Menstruation is the monthly discharge of blood and mucosal tissue from the uterus through the vagina. Here are a few general points regarding the range of experience that women have with their periods:
Menarche is the time of your first menstrual period, normally occurs between the ages of 11 and 13. By the age of 15, 98% of girls will have had their first periods. This is the time during puberty that you start to transform from girl to a young woman. It is a truly unique occurrence marking the start of your journey to womanhood.
- A woman typically loses less than 16 teaspoons (< 60 mL) of blood each month during her period.
- Most women have periods that are from 3 to 8 days in length. The average is 6 days.
- A woman gets her period roughly every 4 weeks from the time she has her first period (menarche) until menstruation stops (menopause)
- The lengths of a woman's menstrual cycles vary the most during the few years’ right after menarche (first period) and in the year’s right before menopause.
Getting to know the female reproductive system will help you understand your period better. Use this diagram to learn about different parts of your system.
This will better equip you to find out the important role each part plays in your menstrual cycle
the canal that leads from the cervix to the outside of the body and through which menstrual fluid passes; a baby also come into the world through the vagina
two reproductive glands that produce hormones and eggs
fallopian (fuh-LOH-pee-uhn) tubes
two tubes through which the egg travels from the ovary to the uterus
muscular organ in the body where a fertilized egg implants and grows into a baby
the lining of the uterus that is shed every month
the lower part of the uterus which opens into upper part of vagina
The idea of getting your first period may be a little scary. When will it happen? Where will it happen? Will I know what to do? These are natural questions. Don’t worry; the best way to tackle anything is knowledge (knowing about it) and preparation. Every woman has worried about being caught off guard by her period. The best way to avoid this is to learn about your cycle. Plan ahead and use Butterfly’s Period Planner to keep track of your periods.
When you think about your menstrual cycle, do you think of just your period? For some of us, those few days of bleeding are the only thing we think about, since it’s easy to associate your cycle with the time of the month when you may experience some other physical symptoms like headaches, bloating, pain in the legs, backaches and abdominal cramps. But while your period is the part of your menstrual cycle that you actually see, there’s a lot more going on behind the scenes.
The menstrual cycle is made up of many changes that take place inside the body. These changes help prepare a woman's body for pregnancy each month. The progression of the cycle from one to the next is caused by rise and fall of hormone levels throughout a specific interval, usually about 28 days, or one month. But while the typical menstrual cycle lasts from 21 to 35 days, it can vary from woman to woman. Menstrual cycles can be irregular during puberty, and the year’s right before menopause.
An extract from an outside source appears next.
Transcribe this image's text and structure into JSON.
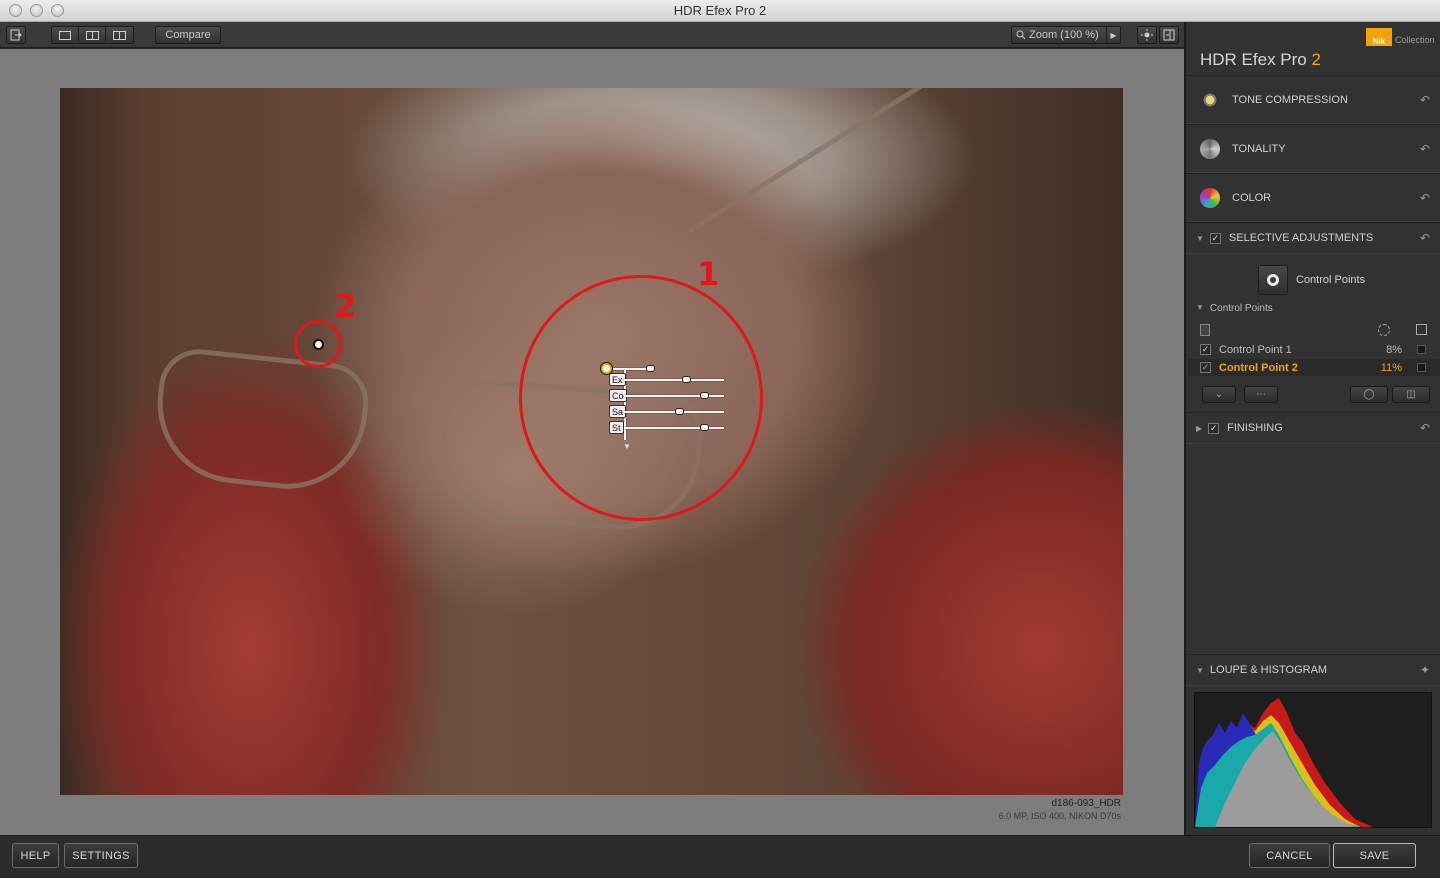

How many days does your cycle last? Chart it with the Butterfly Period Planner.
First day of your period is day one of your monthly cycle.
Hormones are released from pituitary gland in the brain, signaling several egg follicles the ovaries to grow.
After menstruation ends, one dominant follicle continues to Grow. Besides the growing egg in it, a hormone called estrogen is produced. This causes the endometrium to increase in thickness. Estrogen’s job is to reform the broken lining of the uterus.
A surge of hormones causes dominant egg to be released from ovary.
As the mature egg travels through fallopian tube towards the uterus, ‘Corpus Leuteum’ is created from the empty follicide. Corpus leuteum produce progestron which causes the lining of the uterus to become spongy and receptive.
If implantation of a fertilized egg does not occur, the corpus leutuem disintegrates and estrogen and progestron levels fall causing endometrium to break down. The result is shedding of endometrium through menstruation, which begins day 1 of the cycle again.
Once your period begins it can remain irregular for about 2 years or more. Once it is regular, keep track of the cycle on a calendar. Mark the first day, how heavy the flow is each day, how many days it lasts, and how many days are between the beginning of one period and the beginning of the next. The entire menstrual cycle is, on average, about 28 days long. But a difference of a few days more or less is considered to be normal.
Your period is the beginning of the menstrual cycle. Keep track for a few months. Pretty soon, you will know about when your period will start and you will know how to prepare for it. You’ll also get a better idea of what kind of flow (heavy or light) to expect each day of your period.
Charting symptoms as they occur can help you get a clear picture of your menstrual cycle. When you document how you feel each day for a few consecutive months, you may begin to see trends in your monthly cycle, like if you experience symptoms, and whether you experience symptoms at the same time each month. This information can help your health care professional understand the severity and frequency of your symptoms and can help guide treatment options that might be right for you.
Please Note: This cycle calendar is not a formal diagnostic tool. It is meant to help you identify and track possible symptoms related to your menstrual cycle for discussion with your health care professional. Other medical conditions may cause similar symptoms. Please seek medical advice from your health care professional if you have any questions or concerns about your menstrual cycle or any symptoms that may be related to your menstrual cycle.